Needless to say, we’ve been quite busy, but also quite grateful!

By |April 4th, 2016|Bowery Beach Farm, My Life as a Gardener, My Life As A Gardener, Writing|

Hellebores are here!

Hellebores | Bowery Beach Farm

There are not many plants that thrive in the winter, but Hellebores are one of them!

I love these plants so much I cannot get enough of them. In fact, last year I started my very own collection of these pretty girls in one of my garden. And I just bought two new additions this winter that I plan to plant out in the spring. First is the traditional white Helleborus niger that currently is residing in our guest bathroom.

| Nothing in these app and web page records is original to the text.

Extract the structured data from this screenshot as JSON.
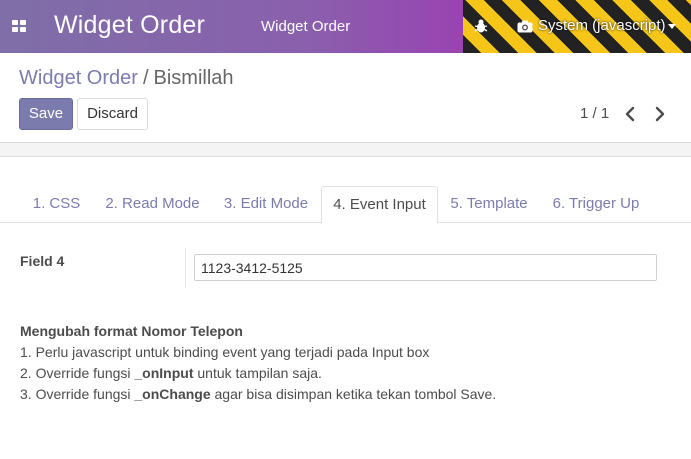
{
  "navbar": {
    "brand": "Widget Order",
    "menu_label": "Widget Order",
    "user_label": "System (javascript)",
    "icons": [
      "apps-icon",
      "bug-icon",
      "camera-icon",
      "caret-down-icon"
    ]
  },
  "breadcrumb": {
    "parent": "Widget Order",
    "separator": "/",
    "current": "Bismillah"
  },
  "buttons": {
    "save": "Save",
    "discard": "Discard"
  },
  "pager": {
    "value": "1 / 1"
  },
  "tabs": [
    {
      "label": "1. CSS"
    },
    {
      "label": "2. Read Mode"
    },
    {
      "label": "3. Edit Mode"
    },
    {
      "label": "4. Event Input"
    },
    {
      "label": "5. Template"
    },
    {
      "label": "6. Trigger Up"
    }
  ],
  "active_tab": "4. Event Input",
  "form": {
    "field_label": "Field 4",
    "field_value": "1123-3412-5125"
  },
  "notes": {
    "title": "Mengubah format Nomor Telepon",
    "line1": "1. Perlu javascript untuk binding event yang terjadi pada Input box",
    "line2_prefix": "2. Override fungsi ",
    "line2_bold": "_onInput",
    "line2_suffix": " untuk tampilan saja.",
    "line3_prefix": "3. Override fungsi ",
    "line3_bold": "_onChange",
    "line3_suffix": " agar bisa disimpan ketika tekan tombol Save."
  },
  "colors": {
    "primary": "#7c7bad",
    "navbar_start": "#7f6fa8",
    "navbar_end": "#a73fb8",
    "debug_yellow": "#f5c518"
  }
}
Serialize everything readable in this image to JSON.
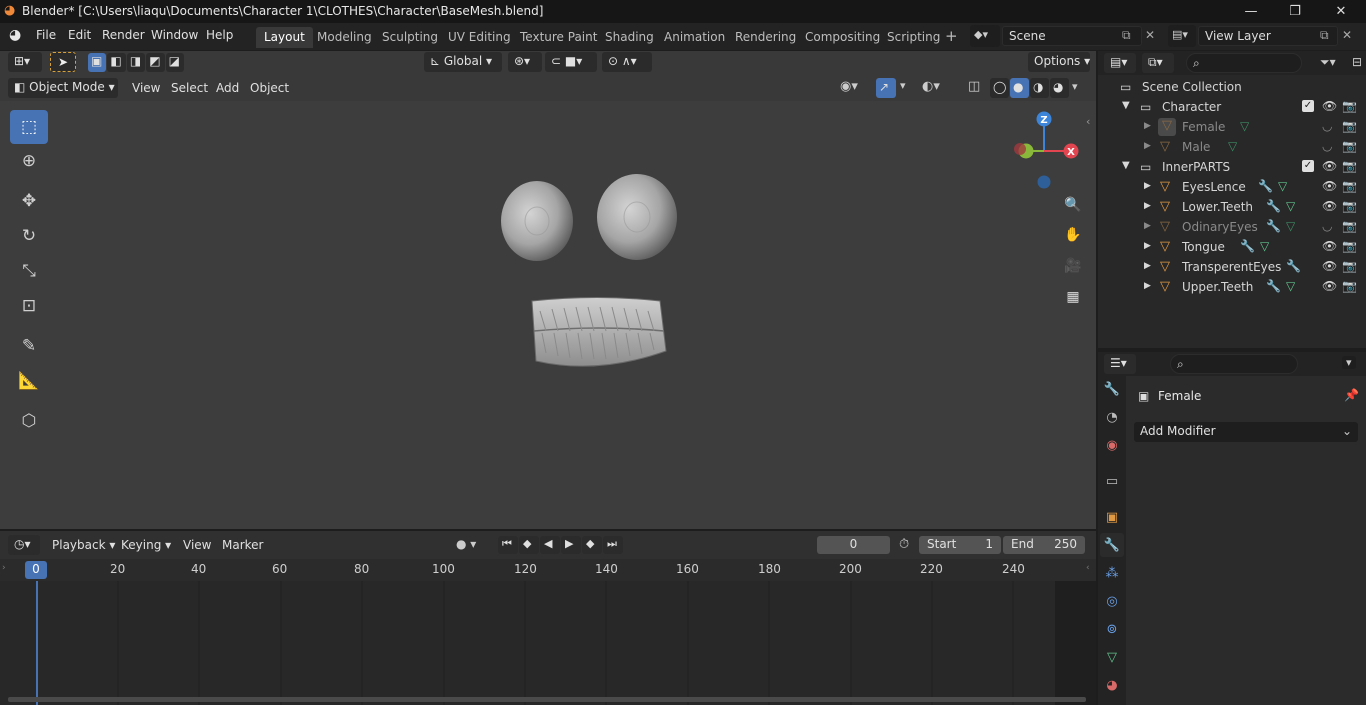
{
  "window": {
    "title": "Blender* [C:\\Users\\liaqu\\Documents\\Character 1\\CLOTHES\\Character\\BaseMesh.blend]",
    "minimize": "—",
    "maximize": "❐",
    "close": "✕"
  },
  "menu": [
    "File",
    "Edit",
    "Render",
    "Window",
    "Help"
  ],
  "workspaces": [
    "Layout",
    "Modeling",
    "Sculpting",
    "UV Editing",
    "Texture Paint",
    "Shading",
    "Animation",
    "Rendering",
    "Compositing",
    "Scripting"
  ],
  "active_workspace": "Layout",
  "add_workspace": "+",
  "scene": {
    "name": "Scene"
  },
  "view_layer": {
    "name": "View Layer"
  },
  "viewport": {
    "transform_orientation": "Global",
    "options": "Options",
    "mode": "Object Mode",
    "header_menus": [
      "View",
      "Select",
      "Add",
      "Object"
    ],
    "gizmo_axes": {
      "x": "X",
      "y": "Y",
      "z": "Z"
    }
  },
  "timeline": {
    "menus": [
      "Playback",
      "Keying",
      "View",
      "Marker"
    ],
    "current_frame": "0",
    "start_label": "Start",
    "start": "1",
    "end_label": "End",
    "end": "250",
    "ruler_marks": [
      "0",
      "20",
      "40",
      "60",
      "80",
      "100",
      "120",
      "140",
      "160",
      "180",
      "200",
      "220",
      "240"
    ],
    "playhead": "0"
  },
  "outliner": {
    "root": "Scene Collection",
    "collections": [
      {
        "name": "Character",
        "items": [
          {
            "name": "Female",
            "dimmed": true,
            "modifier": false
          },
          {
            "name": "Male",
            "dimmed": true,
            "modifier": false
          }
        ]
      },
      {
        "name": "InnerPARTS",
        "items": [
          {
            "name": "EyesLence",
            "dimmed": false,
            "modifier": true
          },
          {
            "name": "Lower.Teeth",
            "dimmed": false,
            "modifier": true
          },
          {
            "name": "OdinaryEyes",
            "dimmed": true,
            "modifier": true
          },
          {
            "name": "Tongue",
            "dimmed": false,
            "modifier": true
          },
          {
            "name": "TransperentEyes",
            "dimmed": false,
            "modifier": true
          },
          {
            "name": "Upper.Teeth",
            "dimmed": false,
            "modifier": true
          }
        ]
      }
    ]
  },
  "properties": {
    "object_name": "Female",
    "add_modifier": "Add Modifier"
  },
  "colors": {
    "accent": "#4772b3",
    "object_orange": "#e09a44",
    "mesh_green": "#62c28e",
    "axis_x": "#e2454f",
    "axis_y": "#8ab83b",
    "axis_z": "#3d85d8"
  }
}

Hellebores | Bowery Beach Farm

Then there is this green-flowered hellebore, Helleborus argutifolius, that I’m crushing on. Can’t wait to see how it stacks up against the Stinking Hellebore (Helleborus foetidus) – which by the way does NOT stink – and the purple flowered hellebore from Slovenia, Helleborus atrorubens.

By |February 10th, 2016|Cut Flowers, Growing & Gardening, My Life as a Gardener, My Life As A Gardener|

Planning the Garden

Ordering Seed  | Bowery Beach Farm

While it’s still chilly and cold outside here in my office I’m nice and cosy. I love this time of year. There’s nothing to do in the garden but imagine what can be …

Time spent pouring over seed and bulb catalogs. Mostly likely with a glass of wine. 

Making meticulous layouts of this year’s garden that will be modified many times over before the season is over.

And catching up on some of my favorite movies like Anne of Green Gables.

Seed Sorting | Bowery Beach Farm

Just the way I like to spend a wintery day.

By |February 1st, 2016|Bowery Beach Farm, Growing & Gardening, My Life As A Gardener|